.9ers Baseball’s Mike Santise drove in four runs against the Valley Dogs.
By Will Harrigan
Valley Dogs 16U Red’s Ryan Shea ran just about the full gamut of the baseball experience in the span of one inning.
After working out of a big jam an inning earlier, Shea – with the misfortune of a crucial error mixed in – wound up surrendering four runs in the bottom of the sixth that tied up the game.
But in the ensuing top of the seventh, Shea would respond by blasting a triple into the right field corner, and would come around shortly after to score the winning run.
When all of that was said and done, the Valley Dogs – a club featuring players from upper Bergen County – notched a 7-6 victory over .9ers Baseball Club 16U in Super 16 World Series action at Diamond Nation. The game was the first of four each club will play this week.
“That’s baseball. There’s really no other way to say it,” said Valley Dogs coach Rob Tandy. “You can go from goat to hero or the other way around in literally five minutes.”
Before that dramatic sequence transpired, the Valley Dogs used three key two-out hits to build a run in the first few innings.
The first came off the bat of nine-batter Shane Stecz, who came through by hustling out an infield hit to score a run in a first-and-third situation that got the Valley Dogs on the board.
Following a walk to leadoff man Jayden Amodeo that loaded the bases, Joey Klein would come through with an opposite field single to score two and boost the lead to 3-0.
A batter later, Kai Ross belted a shot into the right-center field gap to score two more runs and give the Valley Dogs a 5-0 lead. Center fielder Shane Walsh of the .9ers nearly corralled the shot in an impressive over-the-shoulder effort.
For a while, it looked like that would be all the run support Pascack Valley’s Luke Good would need. Aside from a hit batsmen that led to an RBI grounder by Mike Santise, Good cruised through four innings of work unscathed.
Valley Dogs starter Luke Good goes to work against .9ers Baseball.
Good would get through one out in the fifth before being relieved by Shea.
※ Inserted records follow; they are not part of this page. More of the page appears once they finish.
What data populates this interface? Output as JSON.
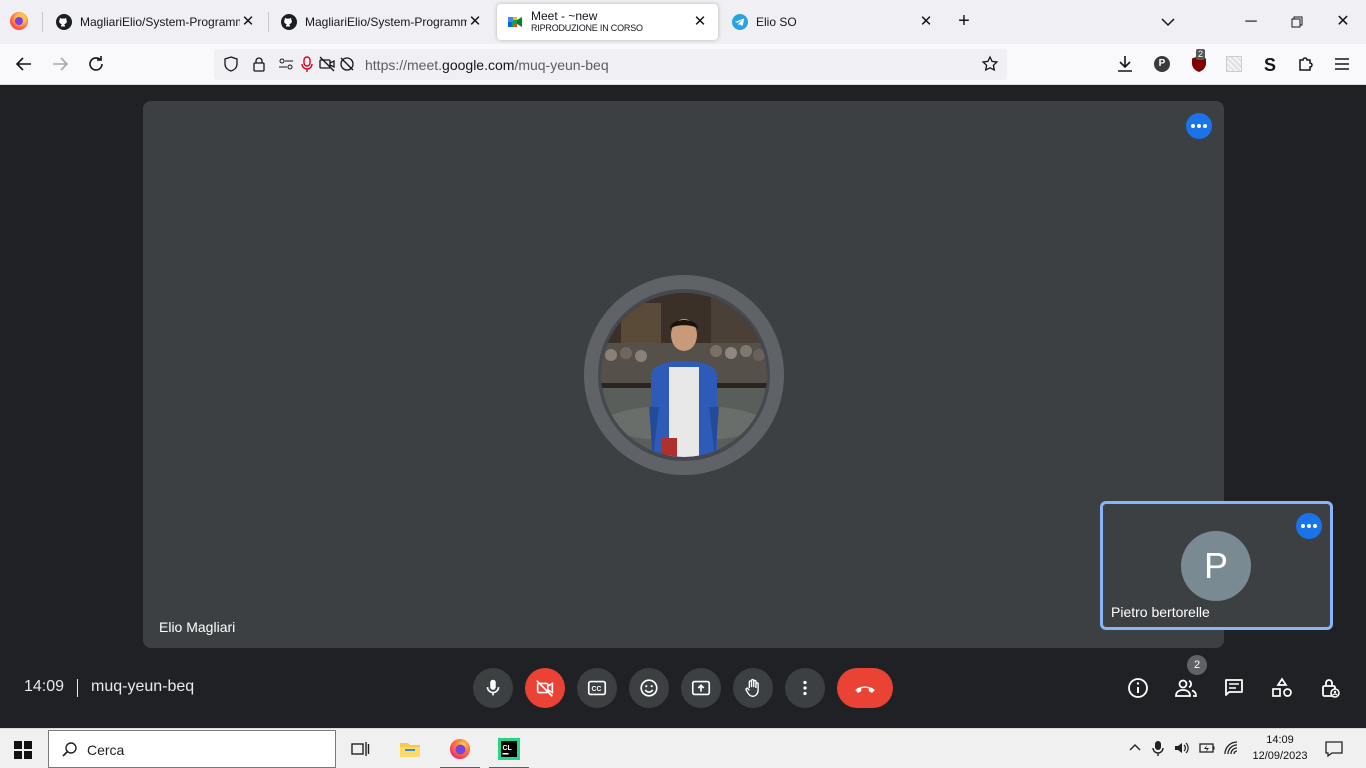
{
  "browser": {
    "tabs": [
      {
        "title": "MagliariElio/System-Programm",
        "icon": "github-icon"
      },
      {
        "title": "MagliariElio/System-Programm",
        "icon": "github-icon"
      },
      {
        "title": "Meet - ~new",
        "subtitle": "RIPRODUZIONE IN CORSO",
        "icon": "meet-icon",
        "active": true
      },
      {
        "title": "Elio SO",
        "icon": "telegram-icon"
      }
    ],
    "url": {
      "prefix": "https://meet.",
      "domain": "google.com",
      "path": "/muq-yeun-beq"
    },
    "extension_badge": "2",
    "profile_letter": "P"
  },
  "meet": {
    "main_participant": "Elio Magliari",
    "tile_participant": "Pietro bertorelle",
    "tile_initial": "P",
    "clock": "14:09",
    "meeting_code": "muq-yeun-beq",
    "participants_count": "2",
    "colors": {
      "accent": "#1a73e8",
      "danger": "#ea4335",
      "surface": "#3c4043",
      "background": "#202124",
      "highlight": "#8ab4f8"
    }
  },
  "taskbar": {
    "search_placeholder": "Cerca",
    "time": "14:09",
    "date": "12/09/2023"
  }
}
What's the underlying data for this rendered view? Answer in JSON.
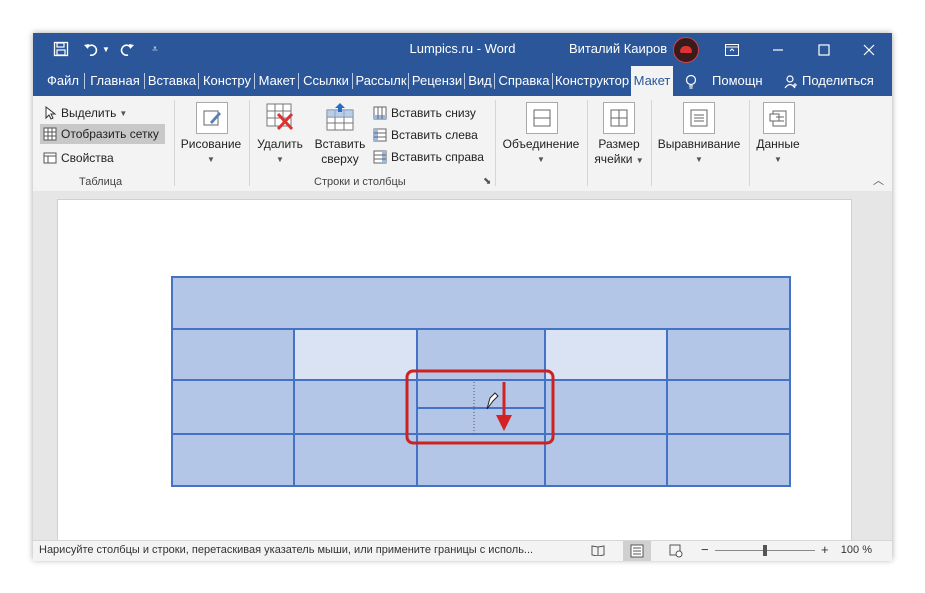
{
  "titlebar": {
    "title": "Lumpics.ru  -  Word",
    "user": "Виталий Каиров",
    "qat_icons": [
      "save-icon",
      "undo-icon",
      "undo-dropdown-icon",
      "redo-icon",
      "customize-qat-icon"
    ],
    "window_icons": [
      "ribbon-display-icon",
      "minimize-icon",
      "maximize-icon",
      "close-icon"
    ]
  },
  "tabs": {
    "items": [
      "Файл",
      "Главная",
      "Вставка",
      "Констру",
      "Макет",
      "Ссылки",
      "Рассылк",
      "Рецензи",
      "Вид",
      "Справка",
      "Конструктор",
      "Макет"
    ],
    "active": "Макет",
    "help": "Помощн",
    "share": "Поделиться"
  },
  "ribbon": {
    "table_group": {
      "select": "Выделить",
      "gridlines": "Отобразить сетку",
      "properties": "Свойства",
      "label": "Таблица"
    },
    "draw": "Рисование",
    "rows_cols": {
      "delete": "Удалить",
      "insert_above_1": "Вставить",
      "insert_above_2": "сверху",
      "insert_below": "Вставить снизу",
      "insert_left": "Вставить слева",
      "insert_right": "Вставить справа",
      "label": "Строки и столбцы"
    },
    "merge": "Объединение",
    "cell_size_1": "Размер",
    "cell_size_2": "ячейки",
    "alignment": "Выравнивание",
    "data": "Данные"
  },
  "colors": {
    "accent": "#2b579a",
    "table_border": "#4472c4",
    "cell_fill": "#b4c6e7",
    "cell_fill_light": "#dae3f3",
    "highlight_border": "#cc2222",
    "arrow": "#d32222"
  },
  "status": {
    "text": "Нарисуйте столбцы и строки, перетаскивая указатель мыши, или примените границы с исполь...",
    "zoom": "100 %"
  }
}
Santise – who drove in four runs out of the 10-hole for the .9ers – would single in an inherited run charged to Good’s ledger.
“Luke threw the ball very well for us. He picked up where he left off in his high school season, and I’m definitely pleased with how it went,” said Tandy.
Ryder Simpson drove in the first run of the big rally for the .9ers in the sixth, cutting the deficit to 6-3.
After a two-out error prolonged the inning, it was Santise who struck again, lacing an opposite field single to tie the game back up at 6-6. Santise, who plays his high school ball at Freehold Township, finished 2-for-3 to go with his four RBI.
Following his heroics with the bat, Shea would pitch a scoreless seventh inning to put a wild game on ice.